Krishna Desai and his team at Cartoon Network have been most understanding and supportive as always. They enthusiastically contribute ideas and suggestions which help us to make our products the best we possibly can. After “Amar Chitra Katha- The Animated Series” (2010), “Tripura” Telefilm (2011), “Sons of Ram 3D” (2012) – Theatrical film, now “Suppandi Suppandi- The Animated Series” is our fourth project together and looking forward to many more!
Do you feel the final look of Suppandi Suppandi has come out the way you envisioned it as a Director? And which is you favorite episode from the series?
Yes! We are extremely happy and pushing ourselves even more for the next round of episodes, making them bigger and funnier and even more chaotic! Coming to my favorite episode, it would be “Bank Dacoity” because it is one of the episodes where the whole ensemble cast gets to shine!
Acting for Animation must have been extremely challenging for Suppandi Suppandi- Your Thoughts?

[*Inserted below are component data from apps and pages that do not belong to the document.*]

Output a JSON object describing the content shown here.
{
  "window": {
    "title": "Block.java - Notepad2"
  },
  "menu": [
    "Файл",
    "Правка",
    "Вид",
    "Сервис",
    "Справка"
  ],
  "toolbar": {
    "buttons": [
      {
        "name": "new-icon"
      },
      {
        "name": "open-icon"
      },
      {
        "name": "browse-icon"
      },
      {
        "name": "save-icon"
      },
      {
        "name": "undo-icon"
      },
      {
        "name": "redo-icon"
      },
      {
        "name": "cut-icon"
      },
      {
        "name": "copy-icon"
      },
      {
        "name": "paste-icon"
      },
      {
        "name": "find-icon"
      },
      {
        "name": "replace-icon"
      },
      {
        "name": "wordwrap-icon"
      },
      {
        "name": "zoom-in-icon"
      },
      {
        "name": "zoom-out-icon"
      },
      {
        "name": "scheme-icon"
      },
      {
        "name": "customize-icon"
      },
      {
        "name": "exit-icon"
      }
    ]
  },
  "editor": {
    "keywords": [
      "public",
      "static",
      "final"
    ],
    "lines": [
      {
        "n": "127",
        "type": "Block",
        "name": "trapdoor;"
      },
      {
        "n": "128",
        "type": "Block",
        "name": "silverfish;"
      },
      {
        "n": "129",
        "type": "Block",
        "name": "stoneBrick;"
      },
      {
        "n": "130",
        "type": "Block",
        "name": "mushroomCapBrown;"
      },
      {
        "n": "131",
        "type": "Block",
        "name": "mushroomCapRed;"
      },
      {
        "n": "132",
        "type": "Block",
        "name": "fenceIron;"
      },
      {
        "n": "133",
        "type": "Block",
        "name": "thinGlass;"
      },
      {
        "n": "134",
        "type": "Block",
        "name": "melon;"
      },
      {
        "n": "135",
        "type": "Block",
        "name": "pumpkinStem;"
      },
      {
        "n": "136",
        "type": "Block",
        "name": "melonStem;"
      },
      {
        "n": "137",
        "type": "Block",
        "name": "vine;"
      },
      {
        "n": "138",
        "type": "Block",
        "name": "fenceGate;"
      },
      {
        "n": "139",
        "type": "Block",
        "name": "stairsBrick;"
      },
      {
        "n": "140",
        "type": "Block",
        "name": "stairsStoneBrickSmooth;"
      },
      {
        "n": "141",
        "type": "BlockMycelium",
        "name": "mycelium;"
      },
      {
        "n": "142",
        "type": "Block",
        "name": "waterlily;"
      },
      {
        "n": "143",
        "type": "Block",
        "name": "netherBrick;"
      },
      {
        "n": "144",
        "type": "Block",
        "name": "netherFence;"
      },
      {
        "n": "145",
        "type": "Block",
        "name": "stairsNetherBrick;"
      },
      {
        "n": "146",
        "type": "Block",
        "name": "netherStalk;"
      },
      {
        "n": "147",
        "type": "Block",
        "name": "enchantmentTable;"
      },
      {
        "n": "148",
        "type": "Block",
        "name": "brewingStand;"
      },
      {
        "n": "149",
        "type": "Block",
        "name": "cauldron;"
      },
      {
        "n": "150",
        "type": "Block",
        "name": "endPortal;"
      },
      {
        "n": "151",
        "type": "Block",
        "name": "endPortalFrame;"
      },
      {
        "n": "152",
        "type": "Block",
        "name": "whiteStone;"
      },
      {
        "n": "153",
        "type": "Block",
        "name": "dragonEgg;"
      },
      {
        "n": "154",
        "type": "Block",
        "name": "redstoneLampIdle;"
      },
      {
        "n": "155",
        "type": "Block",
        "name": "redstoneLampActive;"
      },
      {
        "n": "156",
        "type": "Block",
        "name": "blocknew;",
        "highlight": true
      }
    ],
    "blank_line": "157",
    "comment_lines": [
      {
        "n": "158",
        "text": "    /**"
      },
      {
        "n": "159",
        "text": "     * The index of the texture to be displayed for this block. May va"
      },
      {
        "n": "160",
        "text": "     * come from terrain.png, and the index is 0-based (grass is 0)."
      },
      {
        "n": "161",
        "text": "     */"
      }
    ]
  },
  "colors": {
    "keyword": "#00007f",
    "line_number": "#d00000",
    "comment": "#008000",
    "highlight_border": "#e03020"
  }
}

Suppandi is ACK Animation Studios’ first ’cartoon-y’ project until the short film Shikari Shambhu came into making. Before Suppandi, we had done Amar Chitra
Katha- The Animated Series, Tripura and Sons of Ram. All 3 of them had a more controlled production and animation style. Suppandi however demanded a very different approach. I wanted the animation to be as broad and over-the-top as justifiable. Subtle acting choices that went very well with Sons of Ram seemed minimal
for Suppandi. Hence, we kept it as broad, cartoony and pose-to-pose as possible on Suppandi.
Crafting catchy phrases and dialogues are the life line of any animated show, how was it for Suppandi Suppandi?
Dialogues definitely define the show!
The humor of Suppandi Suppandi has a strong local Indian flavor thanks to the humor and the references. It was fun giving characters punch lines like Shaitan Singh’s “Daka daal ke” or Heerachand’s (the rich miser) “Kul mila ke”. The writing team led by Divya Chandel did an excellent job of coming up with gags. However, the final lines are not limited to that. I would always encourage improvisation at the dubbing stage when the actor, dubbing director Eliza Lewis and I would brainstorm to make the lines even more funnier. Some of the most memorable jokes have come out of the spontaneous improvement at the dubbing studio.
Do you relate to any character of Suppandi Suppandi?
Smiles…Not really! Characters from Suppandi are caricatured and I doubt there is someone alive who is all of one character. They represent certain dimensions of our personalities and hence there is a little bit of Suppandi, Bunty, Sona, Moti, Heera, Hoshyaar, Shaitan and Dhenchu in all of us in various permutations and combinations. Some more, some less!